I promise you that doing so won’t all of a sudden prove that you’re a “bad person” — that’s not my intention here at all. Instead, my hope is that stepping out of yourself and your reality for a week, asking the question “In what way is race and racism playing into this space even if I don’t see it?” will help some of those emotions you feel move from isolation to empathy. You don’t like being judged on the basis of your race? Absolutely! Neither do folks of color… all the time. You don’t like when race or racism makes things feel tense? How hard would that be to have that be an ever present reality? Right?
So, I meant it. I do want to talk.
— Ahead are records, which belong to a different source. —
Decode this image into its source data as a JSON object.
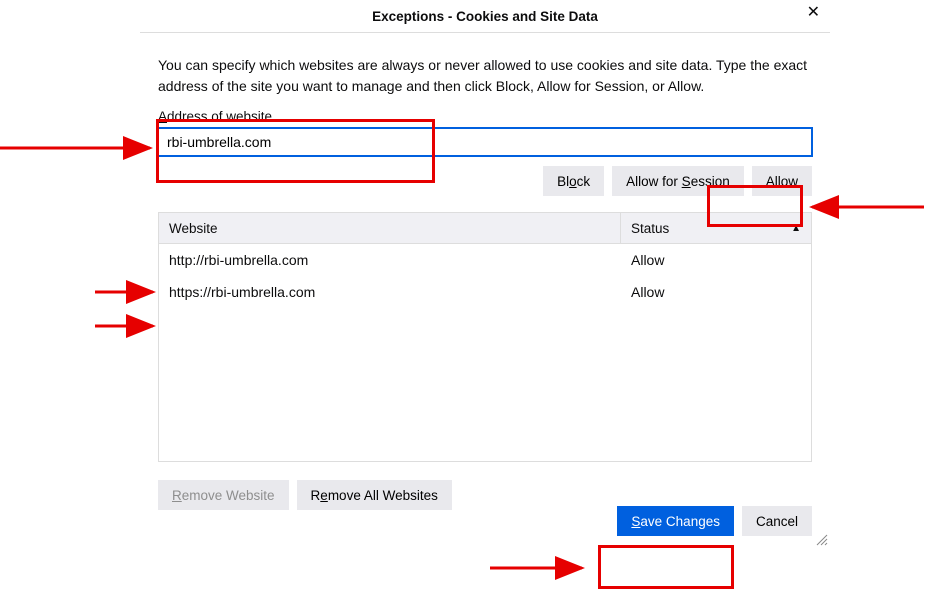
{
  "dialog": {
    "title": "Exceptions - Cookies and Site Data",
    "intro": "You can specify which websites are always or never allowed to use cookies and site data. Type the exact address of the site you want to manage and then click Block, Allow for Session, or Allow.",
    "address_label_pre": "A",
    "address_label_rest": "ddress of website",
    "address_value": "rbi-umbrella.com",
    "buttons": {
      "block": "Bl",
      "block_accel": "o",
      "block_rest": "ck",
      "allow_session_pre": "Allow for ",
      "allow_session_accel": "S",
      "allow_session_rest": "ession",
      "allow_accel": "A",
      "allow_rest": "llow",
      "remove_accel": "R",
      "remove_rest": "emove Website",
      "remove_all_pre": "R",
      "remove_all_accel": "e",
      "remove_all_rest": "move All Websites",
      "save_accel": "S",
      "save_rest": "ave Changes",
      "cancel": "Cancel"
    },
    "table": {
      "header_website": "Website",
      "header_status": "Status",
      "rows": [
        {
          "site": "http://rbi-umbrella.com",
          "status": "Allow"
        },
        {
          "site": "https://rbi-umbrella.com",
          "status": "Allow"
        }
      ]
    }
  }
}
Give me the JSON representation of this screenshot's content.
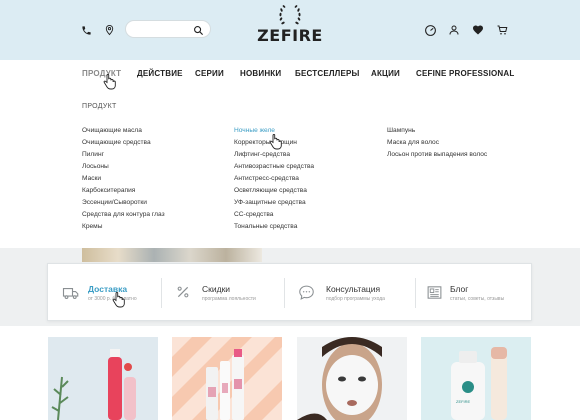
{
  "brand": {
    "name": "ZEFIRE"
  },
  "header": {
    "search": {
      "placeholder": ""
    }
  },
  "nav": {
    "items": [
      {
        "label": "ПРОДУКТ"
      },
      {
        "label": "ДЕЙСТВИЕ"
      },
      {
        "label": "СЕРИИ"
      },
      {
        "label": "НОВИНКИ"
      },
      {
        "label": "БЕСТСЕЛЛЕРЫ"
      },
      {
        "label": "АКЦИИ"
      },
      {
        "label": "CEFINE PROFESSIONAL"
      }
    ]
  },
  "dropdown": {
    "title": "ПРОДУКТ",
    "col1": [
      "Очищающие масла",
      "Очищающие средства",
      "Пилинг",
      "Лосьоны",
      "Маски",
      "Карбокситерапия",
      "Эссенции/Сыворотки",
      "Средства для контура глаз",
      "Кремы"
    ],
    "col2": [
      "Ночные желе",
      "Корректоры морщин",
      "Лифтинг-средства",
      "Антивозрастные средства",
      "Антистресс-средства",
      "Осветляющие средства",
      "УФ-защитные средства",
      "CC-средства",
      "Тональные средства"
    ],
    "col3": [
      "Шампунь",
      "Маска для волос",
      "Лосьон против выпадения волос"
    ]
  },
  "info": [
    {
      "title": "Доставка",
      "subtitle": "от 3000 р. бесплатно"
    },
    {
      "title": "Скидки",
      "subtitle": "программа лояльности"
    },
    {
      "title": "Консультация",
      "subtitle": "подбор программы ухода"
    },
    {
      "title": "Блог",
      "subtitle": "статьи, советы, отзывы"
    }
  ],
  "products": {
    "p4_label": "ZEFIRE"
  },
  "colors": {
    "header_bg": "#dcecf3",
    "accent": "#3b9dc5"
  }
}
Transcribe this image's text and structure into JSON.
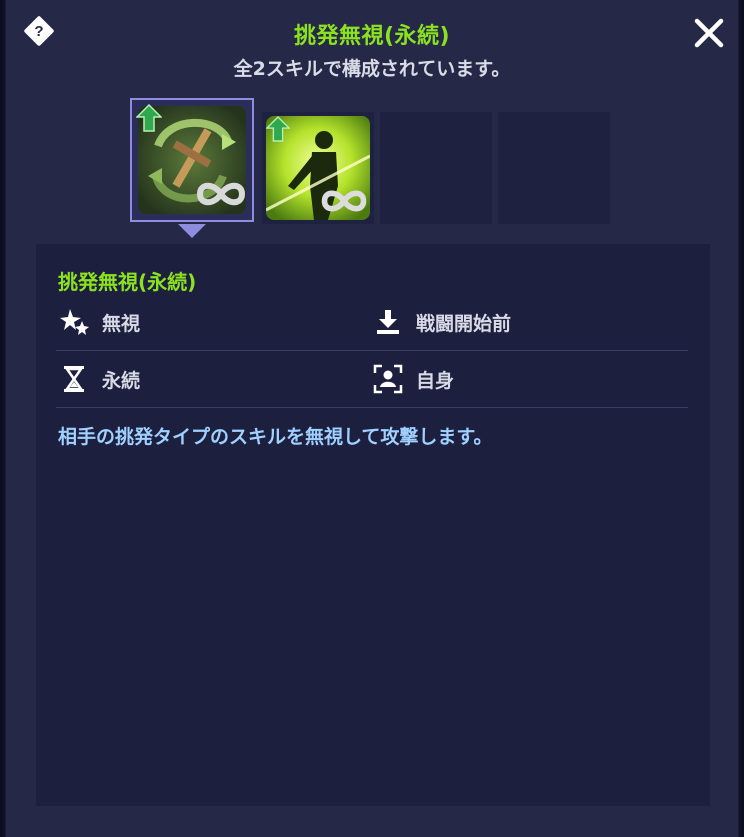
{
  "header": {
    "title": "挑発無視(永続)",
    "subtitle": "全2スキルで構成されています。"
  },
  "icons": {
    "help": "help-diamond-icon",
    "help_glyph": "?",
    "close": "close-icon",
    "upgrade": "upgrade-arrow-icon",
    "infinite": "infinity-icon"
  },
  "skills": [
    {
      "icon": "sword-swirl-skill-icon",
      "state": "selected"
    },
    {
      "icon": "figure-burst-skill-icon",
      "state": "normal"
    },
    {
      "state": "empty"
    },
    {
      "state": "empty"
    }
  ],
  "detail": {
    "name": "挑発無視(永続)",
    "attributes": [
      {
        "icon": "stars-icon",
        "label": "無視"
      },
      {
        "icon": "download-tray-icon",
        "label": "戦闘開始前"
      },
      {
        "icon": "hourglass-icon",
        "label": "永続"
      },
      {
        "icon": "self-target-icon",
        "label": "自身"
      }
    ],
    "description": "相手の挑発タイプのスキルを無視して攻撃します。"
  },
  "colors": {
    "accent_green": "#8be21f",
    "description_blue": "#9fd0ff",
    "panel_bg": "#252847",
    "detail_bg": "#1d1f3f",
    "selected_border": "#8e8cdc"
  }
}
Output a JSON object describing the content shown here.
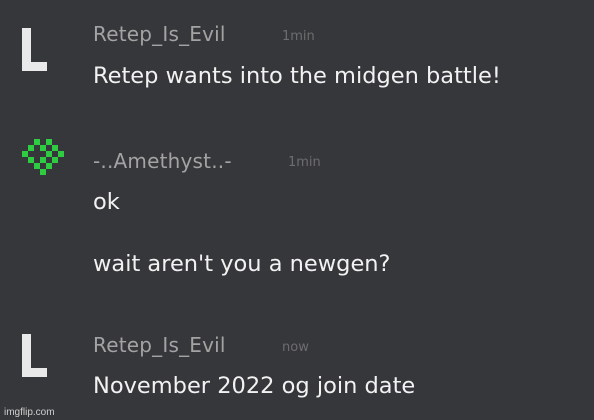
{
  "messages": [
    {
      "username": "Retep_Is_Evil",
      "time": "1min",
      "avatar_icon": "letter-l-avatar-icon",
      "lines": [
        "Retep wants into the midgen battle!"
      ]
    },
    {
      "username": "-..Amethyst..-",
      "time": "1min",
      "avatar_icon": "green-pixel-gem-avatar-icon",
      "lines": [
        "ok",
        "wait aren't you a newgen?"
      ]
    },
    {
      "username": "Retep_Is_Evil",
      "time": "now",
      "avatar_icon": "letter-l-avatar-icon",
      "lines": [
        "November 2022 og join date"
      ]
    }
  ],
  "watermark": "imgflip.com",
  "colors": {
    "background": "#36373a",
    "username": "#a3a3a3",
    "timestamp": "#6d6d6f",
    "message_text": "#f2f2f2",
    "avatar_green": "#2ecc40"
  }
}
I want to hear about you, about your goodness as a person and a neighbor. But what I really want to hear comes after you give this a try. I want to hear what kind of a neighbor, friend, colleague and American this makes you want to be. I want you to tell me how I can be better too. And I want to learn from and with you and other white folks. I bet you can imagine how tiring this is for our friends and colleagues of color to lead this work alone, to try to transform what you and I see without us helping. I honestly hope you and I can start doing that work for each other.
Thanks for listening and for talking about us. I’m signing off right now, but please trust me... I feel no smugness here, nor any judgment for you that I don’t hold for myself. I’m sorry that I haven’t reached out sooner. I’m sorry that we’ve done less work. I’m sorry we didn’t do it in time for Alton Sterling. I’m sorry we haven’t done it for hundreds of others. Let’s not waste more.